What is being asked: In full and without alteration, write out the lines below.

[Stored items from a collection]

------------------------

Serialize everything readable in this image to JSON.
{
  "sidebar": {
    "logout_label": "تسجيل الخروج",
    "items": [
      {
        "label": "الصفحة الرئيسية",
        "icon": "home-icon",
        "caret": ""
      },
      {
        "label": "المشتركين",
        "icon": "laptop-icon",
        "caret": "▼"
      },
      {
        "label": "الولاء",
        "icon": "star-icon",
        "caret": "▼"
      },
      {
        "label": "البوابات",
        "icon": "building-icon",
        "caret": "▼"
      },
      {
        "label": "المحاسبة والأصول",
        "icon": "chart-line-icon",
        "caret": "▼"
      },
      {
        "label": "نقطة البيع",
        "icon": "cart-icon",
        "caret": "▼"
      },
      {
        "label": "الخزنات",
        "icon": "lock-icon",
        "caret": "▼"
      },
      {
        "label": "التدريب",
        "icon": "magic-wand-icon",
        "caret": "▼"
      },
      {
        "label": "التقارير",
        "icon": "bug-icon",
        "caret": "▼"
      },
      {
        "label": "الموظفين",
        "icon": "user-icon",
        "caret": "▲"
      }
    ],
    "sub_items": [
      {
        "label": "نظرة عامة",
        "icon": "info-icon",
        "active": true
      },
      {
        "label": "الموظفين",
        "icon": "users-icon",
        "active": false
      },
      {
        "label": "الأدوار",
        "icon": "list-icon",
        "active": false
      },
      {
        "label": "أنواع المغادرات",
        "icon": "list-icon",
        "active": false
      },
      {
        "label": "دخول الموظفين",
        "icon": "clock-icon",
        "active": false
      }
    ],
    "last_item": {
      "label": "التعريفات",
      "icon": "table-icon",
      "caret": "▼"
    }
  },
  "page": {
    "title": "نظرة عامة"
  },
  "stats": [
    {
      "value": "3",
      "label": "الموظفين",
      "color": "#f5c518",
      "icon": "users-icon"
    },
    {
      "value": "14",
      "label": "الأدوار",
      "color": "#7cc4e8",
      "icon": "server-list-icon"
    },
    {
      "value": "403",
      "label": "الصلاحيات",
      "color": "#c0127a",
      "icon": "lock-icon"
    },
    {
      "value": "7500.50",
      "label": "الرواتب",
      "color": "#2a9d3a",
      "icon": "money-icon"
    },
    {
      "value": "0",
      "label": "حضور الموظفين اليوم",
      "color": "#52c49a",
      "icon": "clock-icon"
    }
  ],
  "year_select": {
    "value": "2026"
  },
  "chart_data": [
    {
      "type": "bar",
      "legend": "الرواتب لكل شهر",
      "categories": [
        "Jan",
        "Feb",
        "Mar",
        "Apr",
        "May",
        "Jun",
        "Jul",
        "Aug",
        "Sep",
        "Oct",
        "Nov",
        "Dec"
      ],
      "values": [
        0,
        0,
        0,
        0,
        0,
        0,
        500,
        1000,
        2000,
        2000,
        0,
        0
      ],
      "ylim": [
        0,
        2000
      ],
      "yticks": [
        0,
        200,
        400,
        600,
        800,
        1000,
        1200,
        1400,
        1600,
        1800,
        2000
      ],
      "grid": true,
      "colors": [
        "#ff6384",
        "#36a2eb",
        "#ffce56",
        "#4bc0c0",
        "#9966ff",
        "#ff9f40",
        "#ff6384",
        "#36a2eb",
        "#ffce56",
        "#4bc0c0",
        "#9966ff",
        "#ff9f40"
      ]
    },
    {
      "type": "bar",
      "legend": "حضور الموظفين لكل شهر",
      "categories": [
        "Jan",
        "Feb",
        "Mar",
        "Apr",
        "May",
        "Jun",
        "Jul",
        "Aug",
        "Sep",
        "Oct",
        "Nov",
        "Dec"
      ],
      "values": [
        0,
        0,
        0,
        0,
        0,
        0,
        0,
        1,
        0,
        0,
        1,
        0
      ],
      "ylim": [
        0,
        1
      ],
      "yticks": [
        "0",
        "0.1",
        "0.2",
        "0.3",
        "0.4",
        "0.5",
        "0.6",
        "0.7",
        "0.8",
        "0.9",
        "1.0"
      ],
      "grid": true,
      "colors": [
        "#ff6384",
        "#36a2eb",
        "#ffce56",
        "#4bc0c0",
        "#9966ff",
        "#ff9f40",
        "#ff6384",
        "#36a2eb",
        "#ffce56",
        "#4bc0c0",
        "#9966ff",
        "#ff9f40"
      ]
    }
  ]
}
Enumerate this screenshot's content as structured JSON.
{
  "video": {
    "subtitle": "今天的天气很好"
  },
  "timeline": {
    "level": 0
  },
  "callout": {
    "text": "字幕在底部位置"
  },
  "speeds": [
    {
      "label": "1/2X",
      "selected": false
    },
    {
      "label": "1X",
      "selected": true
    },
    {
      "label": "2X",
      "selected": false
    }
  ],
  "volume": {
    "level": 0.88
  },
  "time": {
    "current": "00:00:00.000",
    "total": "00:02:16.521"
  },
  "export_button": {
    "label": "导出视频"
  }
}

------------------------

The answer:
Serialize everything readable in this image to JSON.
{
  "sidebar": {
    "logout_label": "تسجيل الخروج",
    "items": [
      {
        "label": "الصفحة الرئيسية",
        "icon": "home-icon",
        "caret": ""
      },
      {
        "label": "المشتركين",
        "icon": "laptop-icon",
        "caret": "▼"
      },
      {
        "label": "الولاء",
        "icon": "star-icon",
        "caret": "▼"
      },
      {
        "label": "البوابات",
        "icon": "building-icon",
        "caret": "▼"
      },
      {
        "label": "المحاسبة والأصول",
        "icon": "chart-line-icon",
        "caret": "▼"
      },
      {
        "label": "نقطة البيع",
        "icon": "cart-icon",
        "caret": "▼"
      },
      {
        "label": "الخزنات",
        "icon": "lock-icon",
        "caret": "▼"
      },
      {
        "label": "التدريب",
        "icon": "magic-wand-icon",
        "caret": "▼"
      },
      {
        "label": "التقارير",
        "icon": "bug-icon",
        "caret": "▼"
      },
      {
        "label": "الموظفين",
        "icon": "user-icon",
        "caret": "▲"
      }
    ],
    "sub_items": [
      {
        "label": "نظرة عامة",
        "icon": "info-icon",
        "active": true
      },
      {
        "label": "الموظفين",
        "icon": "users-icon",
        "active": false
      },
      {
        "label": "الأدوار",
        "icon": "list-icon",
        "active": false
      },
      {
        "label": "أنواع المغادرات",
        "icon": "list-icon",
        "active": false
      },
      {
        "label": "دخول الموظفين",
        "icon": "clock-icon",
        "active": false
      }
    ],
    "last_item": {
      "label": "التعريفات",
      "icon": "table-icon",
      "caret": "▼"
    }
  },
  "page": {
    "title": "نظرة عامة"
  },
  "stats": [
    {
      "value": "3",
      "label": "الموظفين",
      "color": "#f5c518",
      "icon": "users-icon"
    },
    {
      "value": "14",
      "label": "الأدوار",
      "color": "#7cc4e8",
      "icon": "server-list-icon"
    },
    {
      "value": "403",
      "label": "الصلاحيات",
      "color": "#c0127a",
      "icon": "lock-icon"
    },
    {
      "value": "7500.50",
      "label": "الرواتب",
      "color": "#2a9d3a",
      "icon": "money-icon"
    },
    {
      "value": "0",
      "label": "حضور الموظفين اليوم",
      "color": "#52c49a",
      "icon": "clock-icon"
    }
  ],
  "year_select": {
    "value": "2026"
  },
  "chart_data": [
    {
      "type": "bar",
      "legend": "الرواتب لكل شهر",
      "categories": [
        "Jan",
        "Feb",
        "Mar",
        "Apr",
        "May",
        "Jun",
        "Jul",
        "Aug",
        "Sep",
        "Oct",
        "Nov",
        "Dec"
      ],
      "values": [
        0,
        0,
        0,
        0,
        0,
        0,
        500,
        1000,
        2000,
        2000,
        0,
        0
      ],
      "ylim": [
        0,
        2000
      ],
      "yticks": [
        0,
        200,
        400,
        600,
        800,
        1000,
        1200,
        1400,
        1600,
        1800,
        2000
      ],
      "grid": true,
      "colors": [
        "#ff6384",
        "#36a2eb",
        "#ffce56",
        "#4bc0c0",
        "#9966ff",
        "#ff9f40",
        "#ff6384",
        "#36a2eb",
        "#ffce56",
        "#4bc0c0",
        "#9966ff",
        "#ff9f40"
      ]
    },
    {
      "type": "bar",
      "legend": "حضور الموظفين لكل شهر",
      "categories": [
        "Jan",
        "Feb",
        "Mar",
        "Apr",
        "May",
        "Jun",
        "Jul",
        "Aug",
        "Sep",
        "Oct",
        "Nov",
        "Dec"
      ],
      "values": [
        0,
        0,
        0,
        0,
        0,
        0,
        0,
        1,
        0,
        0,
        1,
        0
      ],
      "ylim": [
        0,
        1
      ],
      "yticks": [
        "0",
        "0.1",
        "0.2",
        "0.3",
        "0.4",
        "0.5",
        "0.6",
        "0.7",
        "0.8",
        "0.9",
        "1.0"
      ],
      "grid": true,
      "colors": [
        "#ff6384",
        "#36a2eb",
        "#ffce56",
        "#4bc0c0",
        "#9966ff",
        "#ff9f40",
        "#ff6384",
        "#36a2eb",
        "#ffce56",
        "#4bc0c0",
        "#9966ff",
        "#ff9f40"
      ]
    }
  ]
}
Enumerate this screenshot's content as structured JSON.
{
  "video": {
    "subtitle": "今天的天气很好"
  },
  "timeline": {
    "level": 0
  },
  "callout": {
    "text": "字幕在底部位置"
  },
  "speeds": [
    {
      "label": "1/2X",
      "selected": false
    },
    {
      "label": "1X",
      "selected": true
    },
    {
      "label": "2X",
      "selected": false
    }
  ],
  "volume": {
    "level": 0.88
  },
  "time": {
    "current": "00:00:00.000",
    "total": "00:02:16.521"
  },
  "export_button": {
    "label": "导出视频"
  }
}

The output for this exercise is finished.